Archive for legalisation of abortion

March 8 March

Posted in Statistics with tags , , , , on March 7, 2020 by xi'an

rage [50] versus courage [48]…

Posted in pictures with tags , , , , , , , , on October 7, 2018 by xi'an

Nature tidbits

Posted in Books, Statistics, University life with tags , , , , , , , , , , , on September 18, 2018 by xi'an

In the Nature issue of July 19 that I read in the plane to Singapore, there was a whole lot of interesting entries, from various calls expressing deep concern about the anti-scientific stance of the Trump administration, like cutting funds for environmental regulation and restricting freedom of communication (ETA) or naming a non-scientist at the head of NASA and other agencies, or again restricting the protection of species, to a testimony of an Argentinian biologist in front of a congressional committee about the legalisation of abortion (which failed at the level of the Agentinian senate later this month), to a DNA-like version of neural network, to Louis Chen from NUS being mentioned in a career article about the importance of planning well in advance one’s retirement to preserve academia links and manage a new position or even career.

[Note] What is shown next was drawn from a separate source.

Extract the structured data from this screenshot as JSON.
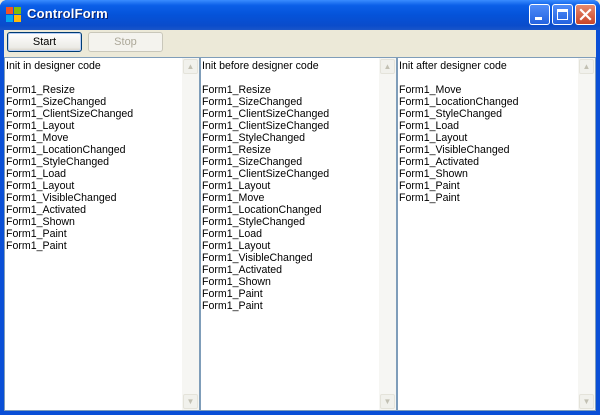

Which is what happened to Louis as he stayed head of NUS after the mandatory retirement age and is now emeritus and still engaged into research. (The article made me wonder however how the cases therein had be selected.) It is actually most revealing to see how different countries approach the question of retirements of academics: in France, for instance, one is essentially forced to retire and, while there exist emeritus positions, it is extremely difficult to find funding.

“Louis Chen was technically meant to retire in 2005. The mathematician at the National University of Singapore was turning 65, the university’s official retirement age. But he was only five years into his tenure as director of the university’s new Institute for Mathematical Sciences, and the university wanted him to stay on. So he remained for seven more years, stepping down in 2012. Over the next 18 months, he travelled and had knee surgery, before returning in summer 2014 to teach graduate courses for a year.”

And [yet] another piece on the biases of AIs. Reproducing earlier papers discussed here, with one obvious reason being that the learning corpus is not representative of the whole population, maybe survey sampling should become compulsory in machine learning training degrees. And yet another piece on why protectionism is (also) bad for the environment.


Posted in Kids with tags , , , , , , , , on May 24, 2018 by xi'an

Merci, Simone! [in Strasbourg]

Posted in pictures, Travel with tags , , , , , , , , , on January 6, 2018 by xi'an

I posted this picture on the ‘Og last June, when I went to Rouen. At the time Simone Veil had just passed away and I wanted to recall her single-handed fight for making abortion legal in France… I received last week an email I first took for a spam, email from a curator of the European Parliament, in Strasbourg (where Simone Veil was for a while a European deputy and its President, its first female President), preparing a permanent exhibit in her memory and wishing to use my picture in the exhibit, to illustrate another perspective on her, away from official and family photographs. Completely unexpected, but I obviously gave immediately my agreement.